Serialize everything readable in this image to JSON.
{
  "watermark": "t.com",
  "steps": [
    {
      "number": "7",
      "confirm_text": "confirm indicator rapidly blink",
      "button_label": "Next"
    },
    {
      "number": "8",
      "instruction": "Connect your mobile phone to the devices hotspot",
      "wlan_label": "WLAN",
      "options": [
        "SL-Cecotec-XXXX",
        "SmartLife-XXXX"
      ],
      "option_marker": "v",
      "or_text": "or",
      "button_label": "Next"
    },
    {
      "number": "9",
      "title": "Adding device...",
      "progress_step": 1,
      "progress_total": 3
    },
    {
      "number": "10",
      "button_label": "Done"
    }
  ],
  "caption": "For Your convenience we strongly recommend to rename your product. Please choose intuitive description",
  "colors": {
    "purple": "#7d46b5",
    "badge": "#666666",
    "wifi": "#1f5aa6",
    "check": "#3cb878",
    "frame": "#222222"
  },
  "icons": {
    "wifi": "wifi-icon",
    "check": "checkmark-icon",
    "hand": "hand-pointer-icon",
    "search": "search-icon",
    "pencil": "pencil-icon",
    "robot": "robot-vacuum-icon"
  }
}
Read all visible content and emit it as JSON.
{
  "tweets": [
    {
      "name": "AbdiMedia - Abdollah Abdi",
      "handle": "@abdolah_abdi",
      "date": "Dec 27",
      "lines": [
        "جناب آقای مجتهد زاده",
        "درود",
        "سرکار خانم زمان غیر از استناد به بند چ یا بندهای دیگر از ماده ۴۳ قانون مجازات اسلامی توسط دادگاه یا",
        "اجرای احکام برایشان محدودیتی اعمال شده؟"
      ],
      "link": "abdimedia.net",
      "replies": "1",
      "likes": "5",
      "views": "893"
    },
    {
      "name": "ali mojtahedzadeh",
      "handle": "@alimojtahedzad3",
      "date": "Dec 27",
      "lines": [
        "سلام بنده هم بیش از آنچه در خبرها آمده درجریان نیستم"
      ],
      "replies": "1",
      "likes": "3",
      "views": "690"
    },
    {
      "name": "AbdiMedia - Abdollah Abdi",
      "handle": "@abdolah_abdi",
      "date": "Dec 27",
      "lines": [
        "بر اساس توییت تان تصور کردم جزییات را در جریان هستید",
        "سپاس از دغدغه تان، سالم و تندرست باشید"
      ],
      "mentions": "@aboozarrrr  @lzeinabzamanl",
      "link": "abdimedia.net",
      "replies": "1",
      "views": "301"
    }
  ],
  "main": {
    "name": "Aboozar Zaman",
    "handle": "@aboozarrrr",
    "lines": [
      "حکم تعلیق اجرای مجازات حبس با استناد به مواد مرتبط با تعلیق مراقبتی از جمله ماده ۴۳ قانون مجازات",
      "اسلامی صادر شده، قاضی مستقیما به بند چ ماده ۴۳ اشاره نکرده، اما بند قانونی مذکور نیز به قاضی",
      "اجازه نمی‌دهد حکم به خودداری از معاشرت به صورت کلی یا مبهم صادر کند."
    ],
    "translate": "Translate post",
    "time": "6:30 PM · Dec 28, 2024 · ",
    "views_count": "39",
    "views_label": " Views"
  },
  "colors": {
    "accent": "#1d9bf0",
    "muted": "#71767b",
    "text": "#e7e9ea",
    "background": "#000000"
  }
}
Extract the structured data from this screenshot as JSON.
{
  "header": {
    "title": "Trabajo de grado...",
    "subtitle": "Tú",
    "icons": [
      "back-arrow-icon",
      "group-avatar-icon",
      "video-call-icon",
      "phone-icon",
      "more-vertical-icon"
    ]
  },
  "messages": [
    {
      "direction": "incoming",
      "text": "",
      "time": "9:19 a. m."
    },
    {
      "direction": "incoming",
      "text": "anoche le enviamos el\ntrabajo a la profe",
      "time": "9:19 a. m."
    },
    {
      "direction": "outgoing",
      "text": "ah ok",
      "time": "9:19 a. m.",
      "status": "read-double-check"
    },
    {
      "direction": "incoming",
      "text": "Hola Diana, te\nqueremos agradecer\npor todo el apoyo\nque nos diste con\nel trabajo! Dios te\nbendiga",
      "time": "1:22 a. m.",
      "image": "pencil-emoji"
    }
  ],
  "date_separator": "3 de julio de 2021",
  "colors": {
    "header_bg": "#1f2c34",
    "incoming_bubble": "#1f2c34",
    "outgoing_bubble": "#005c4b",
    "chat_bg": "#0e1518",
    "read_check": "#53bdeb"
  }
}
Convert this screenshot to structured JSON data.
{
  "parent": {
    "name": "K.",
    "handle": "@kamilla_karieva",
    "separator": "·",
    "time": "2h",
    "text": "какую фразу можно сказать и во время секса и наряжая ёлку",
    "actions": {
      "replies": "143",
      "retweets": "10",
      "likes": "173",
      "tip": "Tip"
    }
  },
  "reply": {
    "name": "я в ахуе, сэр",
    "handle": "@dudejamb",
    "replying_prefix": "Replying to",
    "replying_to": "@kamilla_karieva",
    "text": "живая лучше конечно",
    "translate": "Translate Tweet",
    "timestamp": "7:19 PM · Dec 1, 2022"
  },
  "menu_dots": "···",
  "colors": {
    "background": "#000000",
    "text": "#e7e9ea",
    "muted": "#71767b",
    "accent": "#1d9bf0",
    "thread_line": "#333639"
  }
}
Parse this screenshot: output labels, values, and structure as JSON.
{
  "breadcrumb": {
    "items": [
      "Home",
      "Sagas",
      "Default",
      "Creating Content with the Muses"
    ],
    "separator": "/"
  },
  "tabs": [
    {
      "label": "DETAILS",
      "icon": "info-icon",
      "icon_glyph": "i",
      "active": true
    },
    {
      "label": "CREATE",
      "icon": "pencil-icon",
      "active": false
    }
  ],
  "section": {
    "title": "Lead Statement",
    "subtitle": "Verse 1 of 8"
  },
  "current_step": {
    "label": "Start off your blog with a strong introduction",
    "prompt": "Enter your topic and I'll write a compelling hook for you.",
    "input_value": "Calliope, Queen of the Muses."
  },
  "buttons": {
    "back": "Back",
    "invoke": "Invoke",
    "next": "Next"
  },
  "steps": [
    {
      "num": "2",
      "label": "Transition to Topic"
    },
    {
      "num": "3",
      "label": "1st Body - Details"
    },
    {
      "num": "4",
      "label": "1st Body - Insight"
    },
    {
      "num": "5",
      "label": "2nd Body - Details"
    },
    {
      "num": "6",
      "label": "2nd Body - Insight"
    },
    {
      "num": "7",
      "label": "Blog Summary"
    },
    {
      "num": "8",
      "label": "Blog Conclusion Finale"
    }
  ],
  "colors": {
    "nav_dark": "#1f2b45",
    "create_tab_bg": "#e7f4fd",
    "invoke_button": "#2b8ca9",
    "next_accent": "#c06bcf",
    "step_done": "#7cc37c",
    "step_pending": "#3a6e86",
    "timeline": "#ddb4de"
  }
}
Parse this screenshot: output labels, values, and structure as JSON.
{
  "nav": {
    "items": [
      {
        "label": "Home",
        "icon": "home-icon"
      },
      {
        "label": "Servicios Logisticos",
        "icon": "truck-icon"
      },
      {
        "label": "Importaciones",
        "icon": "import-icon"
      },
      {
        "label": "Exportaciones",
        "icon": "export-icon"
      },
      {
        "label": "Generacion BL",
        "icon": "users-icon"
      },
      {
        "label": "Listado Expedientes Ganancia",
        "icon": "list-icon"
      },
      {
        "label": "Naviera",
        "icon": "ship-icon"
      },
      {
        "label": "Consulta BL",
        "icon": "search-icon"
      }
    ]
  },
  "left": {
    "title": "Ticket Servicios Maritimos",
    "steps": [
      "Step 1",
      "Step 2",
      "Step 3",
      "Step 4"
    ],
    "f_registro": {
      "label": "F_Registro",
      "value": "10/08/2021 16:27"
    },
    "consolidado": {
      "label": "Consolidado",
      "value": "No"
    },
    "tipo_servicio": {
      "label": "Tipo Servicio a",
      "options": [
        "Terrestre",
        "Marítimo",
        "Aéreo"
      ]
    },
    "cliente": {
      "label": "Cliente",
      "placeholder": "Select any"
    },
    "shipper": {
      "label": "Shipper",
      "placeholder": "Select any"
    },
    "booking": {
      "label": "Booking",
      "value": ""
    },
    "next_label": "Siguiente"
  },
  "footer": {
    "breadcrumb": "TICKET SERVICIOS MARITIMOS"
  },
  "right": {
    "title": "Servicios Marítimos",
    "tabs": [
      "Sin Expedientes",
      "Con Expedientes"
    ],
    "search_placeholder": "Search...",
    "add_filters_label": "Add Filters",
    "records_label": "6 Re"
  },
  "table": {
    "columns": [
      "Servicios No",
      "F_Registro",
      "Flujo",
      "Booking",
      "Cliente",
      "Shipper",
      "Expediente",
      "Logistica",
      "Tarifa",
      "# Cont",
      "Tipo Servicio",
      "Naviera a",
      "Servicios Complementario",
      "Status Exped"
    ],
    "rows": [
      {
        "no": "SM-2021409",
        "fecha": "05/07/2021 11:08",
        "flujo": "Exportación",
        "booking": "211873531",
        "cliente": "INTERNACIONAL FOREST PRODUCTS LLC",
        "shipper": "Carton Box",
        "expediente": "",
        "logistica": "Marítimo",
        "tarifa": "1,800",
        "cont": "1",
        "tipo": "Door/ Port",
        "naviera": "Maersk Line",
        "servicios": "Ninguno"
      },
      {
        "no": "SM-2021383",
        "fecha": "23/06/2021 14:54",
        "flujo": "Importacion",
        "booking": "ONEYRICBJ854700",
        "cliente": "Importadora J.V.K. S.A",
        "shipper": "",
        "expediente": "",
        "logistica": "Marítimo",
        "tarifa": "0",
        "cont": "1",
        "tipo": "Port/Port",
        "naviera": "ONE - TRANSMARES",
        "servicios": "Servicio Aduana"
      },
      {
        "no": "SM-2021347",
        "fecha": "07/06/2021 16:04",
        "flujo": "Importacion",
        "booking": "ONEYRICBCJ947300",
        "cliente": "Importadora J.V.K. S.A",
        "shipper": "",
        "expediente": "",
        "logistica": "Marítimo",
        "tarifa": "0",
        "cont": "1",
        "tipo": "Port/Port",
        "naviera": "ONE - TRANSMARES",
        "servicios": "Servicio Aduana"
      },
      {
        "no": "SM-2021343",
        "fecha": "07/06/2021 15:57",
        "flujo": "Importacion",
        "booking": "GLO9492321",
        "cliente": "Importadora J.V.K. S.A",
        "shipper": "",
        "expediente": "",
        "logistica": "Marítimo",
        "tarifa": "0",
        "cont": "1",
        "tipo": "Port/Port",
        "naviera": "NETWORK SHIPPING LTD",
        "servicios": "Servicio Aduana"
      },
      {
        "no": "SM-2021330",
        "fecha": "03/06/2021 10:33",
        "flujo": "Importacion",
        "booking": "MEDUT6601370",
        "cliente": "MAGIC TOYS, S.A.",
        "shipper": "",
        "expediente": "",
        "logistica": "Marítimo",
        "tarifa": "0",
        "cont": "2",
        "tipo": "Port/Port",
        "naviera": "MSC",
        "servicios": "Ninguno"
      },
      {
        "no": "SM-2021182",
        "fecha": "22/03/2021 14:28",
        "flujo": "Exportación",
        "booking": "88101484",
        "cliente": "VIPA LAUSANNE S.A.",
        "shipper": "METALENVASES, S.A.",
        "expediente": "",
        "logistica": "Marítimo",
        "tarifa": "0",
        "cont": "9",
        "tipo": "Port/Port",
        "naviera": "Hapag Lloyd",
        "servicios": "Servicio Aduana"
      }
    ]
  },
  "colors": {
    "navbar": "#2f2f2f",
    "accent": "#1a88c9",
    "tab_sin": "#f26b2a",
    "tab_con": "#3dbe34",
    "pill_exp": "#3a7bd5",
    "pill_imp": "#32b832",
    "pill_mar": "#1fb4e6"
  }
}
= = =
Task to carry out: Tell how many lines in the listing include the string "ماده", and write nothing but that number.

Result of this task: 3